(Beginning of Given data)

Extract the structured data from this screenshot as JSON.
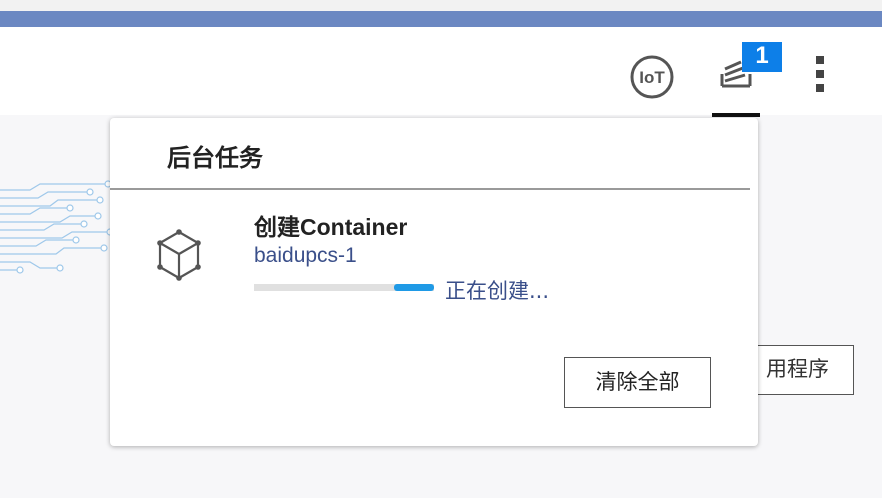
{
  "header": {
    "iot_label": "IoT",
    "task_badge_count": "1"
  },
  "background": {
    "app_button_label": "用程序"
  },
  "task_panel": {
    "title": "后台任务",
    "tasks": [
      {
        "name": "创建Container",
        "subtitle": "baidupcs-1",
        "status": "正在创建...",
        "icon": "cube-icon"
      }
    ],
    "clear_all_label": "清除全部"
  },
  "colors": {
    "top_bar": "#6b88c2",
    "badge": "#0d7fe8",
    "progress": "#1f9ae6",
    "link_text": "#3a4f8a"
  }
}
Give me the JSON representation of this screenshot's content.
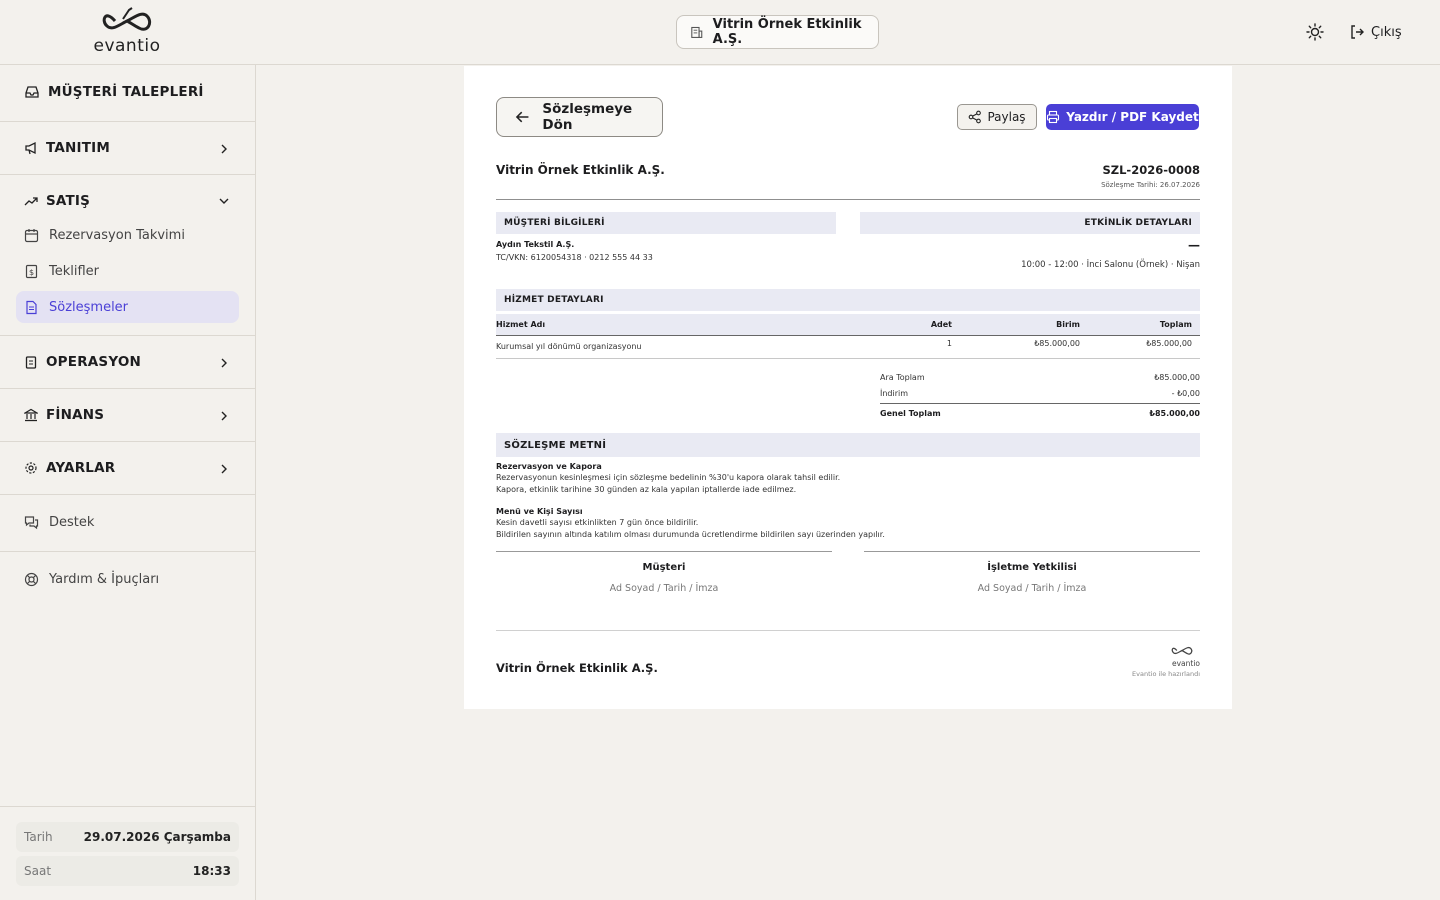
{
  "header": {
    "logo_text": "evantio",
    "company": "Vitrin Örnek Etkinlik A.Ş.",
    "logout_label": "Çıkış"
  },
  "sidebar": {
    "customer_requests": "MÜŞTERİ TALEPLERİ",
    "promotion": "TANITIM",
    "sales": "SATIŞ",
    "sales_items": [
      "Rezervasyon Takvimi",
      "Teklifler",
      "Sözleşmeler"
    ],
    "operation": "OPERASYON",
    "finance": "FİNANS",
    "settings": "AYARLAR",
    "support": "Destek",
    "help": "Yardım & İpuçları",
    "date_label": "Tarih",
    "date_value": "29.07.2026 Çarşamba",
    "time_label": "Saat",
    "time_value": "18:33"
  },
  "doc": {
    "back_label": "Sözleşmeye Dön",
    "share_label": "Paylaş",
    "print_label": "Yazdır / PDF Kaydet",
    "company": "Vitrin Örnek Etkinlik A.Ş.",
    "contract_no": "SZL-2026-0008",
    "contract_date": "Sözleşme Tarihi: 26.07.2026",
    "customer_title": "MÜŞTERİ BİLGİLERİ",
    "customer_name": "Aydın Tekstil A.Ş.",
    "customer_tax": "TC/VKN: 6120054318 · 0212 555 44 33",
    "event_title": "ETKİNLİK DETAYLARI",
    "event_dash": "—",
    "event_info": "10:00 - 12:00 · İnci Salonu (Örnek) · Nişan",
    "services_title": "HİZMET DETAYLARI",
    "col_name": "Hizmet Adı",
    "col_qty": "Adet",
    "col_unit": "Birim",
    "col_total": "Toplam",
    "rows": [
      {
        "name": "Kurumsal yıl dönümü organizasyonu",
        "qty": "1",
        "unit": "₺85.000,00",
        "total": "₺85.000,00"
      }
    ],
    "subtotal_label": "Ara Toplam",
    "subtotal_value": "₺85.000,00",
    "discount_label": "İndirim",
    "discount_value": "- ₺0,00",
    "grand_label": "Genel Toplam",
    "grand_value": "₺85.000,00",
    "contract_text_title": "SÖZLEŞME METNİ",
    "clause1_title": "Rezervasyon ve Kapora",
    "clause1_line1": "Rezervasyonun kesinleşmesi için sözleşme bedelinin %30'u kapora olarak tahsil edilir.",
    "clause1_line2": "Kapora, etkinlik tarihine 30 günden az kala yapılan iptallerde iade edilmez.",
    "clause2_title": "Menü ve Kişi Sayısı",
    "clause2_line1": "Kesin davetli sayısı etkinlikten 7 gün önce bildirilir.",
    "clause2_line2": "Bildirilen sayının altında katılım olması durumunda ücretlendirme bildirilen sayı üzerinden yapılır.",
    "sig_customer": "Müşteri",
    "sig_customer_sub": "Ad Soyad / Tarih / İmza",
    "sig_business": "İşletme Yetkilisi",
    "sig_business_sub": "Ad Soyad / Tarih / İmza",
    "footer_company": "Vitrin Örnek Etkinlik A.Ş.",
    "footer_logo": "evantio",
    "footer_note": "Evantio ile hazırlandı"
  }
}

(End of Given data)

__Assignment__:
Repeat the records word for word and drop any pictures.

__Response for this exercise__:
Extract the structured data from this screenshot as JSON.
{
  "header": {
    "iot_label": "IoT",
    "task_badge_count": "1"
  },
  "background": {
    "app_button_label": "用程序"
  },
  "task_panel": {
    "title": "后台任务",
    "tasks": [
      {
        "name": "创建Container",
        "subtitle": "baidupcs-1",
        "status": "正在创建...",
        "icon": "cube-icon"
      }
    ],
    "clear_all_label": "清除全部"
  },
  "colors": {
    "top_bar": "#6b88c2",
    "badge": "#0d7fe8",
    "progress": "#1f9ae6",
    "link_text": "#3a4f8a"
  }
}
Give me the JSON representation of this screenshot's content.
{
  "header": {
    "logo_text": "evantio",
    "company": "Vitrin Örnek Etkinlik A.Ş.",
    "logout_label": "Çıkış"
  },
  "sidebar": {
    "customer_requests": "MÜŞTERİ TALEPLERİ",
    "promotion": "TANITIM",
    "sales": "SATIŞ",
    "sales_items": [
      "Rezervasyon Takvimi",
      "Teklifler",
      "Sözleşmeler"
    ],
    "operation": "OPERASYON",
    "finance": "FİNANS",
    "settings": "AYARLAR",
    "support": "Destek",
    "help": "Yardım & İpuçları",
    "date_label": "Tarih",
    "date_value": "29.07.2026 Çarşamba",
    "time_label": "Saat",
    "time_value": "18:33"
  },
  "doc": {
    "back_label": "Sözleşmeye Dön",
    "share_label": "Paylaş",
    "print_label": "Yazdır / PDF Kaydet",
    "company": "Vitrin Örnek Etkinlik A.Ş.",
    "contract_no": "SZL-2026-0008",
    "contract_date": "Sözleşme Tarihi: 26.07.2026",
    "customer_title": "MÜŞTERİ BİLGİLERİ",
    "customer_name": "Aydın Tekstil A.Ş.",
    "customer_tax": "TC/VKN: 6120054318 · 0212 555 44 33",
    "event_title": "ETKİNLİK DETAYLARI",
    "event_dash": "—",
    "event_info": "10:00 - 12:00 · İnci Salonu (Örnek) · Nişan",
    "services_title": "HİZMET DETAYLARI",
    "col_name": "Hizmet Adı",
    "col_qty": "Adet",
    "col_unit": "Birim",
    "col_total": "Toplam",
    "rows": [
      {
        "name": "Kurumsal yıl dönümü organizasyonu",
        "qty": "1",
        "unit": "₺85.000,00",
        "total": "₺85.000,00"
      }
    ],
    "subtotal_label": "Ara Toplam",
    "subtotal_value": "₺85.000,00",
    "discount_label": "İndirim",
    "discount_value": "- ₺0,00",
    "grand_label": "Genel Toplam",
    "grand_value": "₺85.000,00",
    "contract_text_title": "SÖZLEŞME METNİ",
    "clause1_title": "Rezervasyon ve Kapora",
    "clause1_line1": "Rezervasyonun kesinleşmesi için sözleşme bedelinin %30'u kapora olarak tahsil edilir.",
    "clause1_line2": "Kapora, etkinlik tarihine 30 günden az kala yapılan iptallerde iade edilmez.",
    "clause2_title": "Menü ve Kişi Sayısı",
    "clause2_line1": "Kesin davetli sayısı etkinlikten 7 gün önce bildirilir.",
    "clause2_line2": "Bildirilen sayının altında katılım olması durumunda ücretlendirme bildirilen sayı üzerinden yapılır.",
    "sig_customer": "Müşteri",
    "sig_customer_sub": "Ad Soyad / Tarih / İmza",
    "sig_business": "İşletme Yetkilisi",
    "sig_business_sub": "Ad Soyad / Tarih / İmza",
    "footer_company": "Vitrin Örnek Etkinlik A.Ş.",
    "footer_logo": "evantio",
    "footer_note": "Evantio ile hazırlandı"
  }
}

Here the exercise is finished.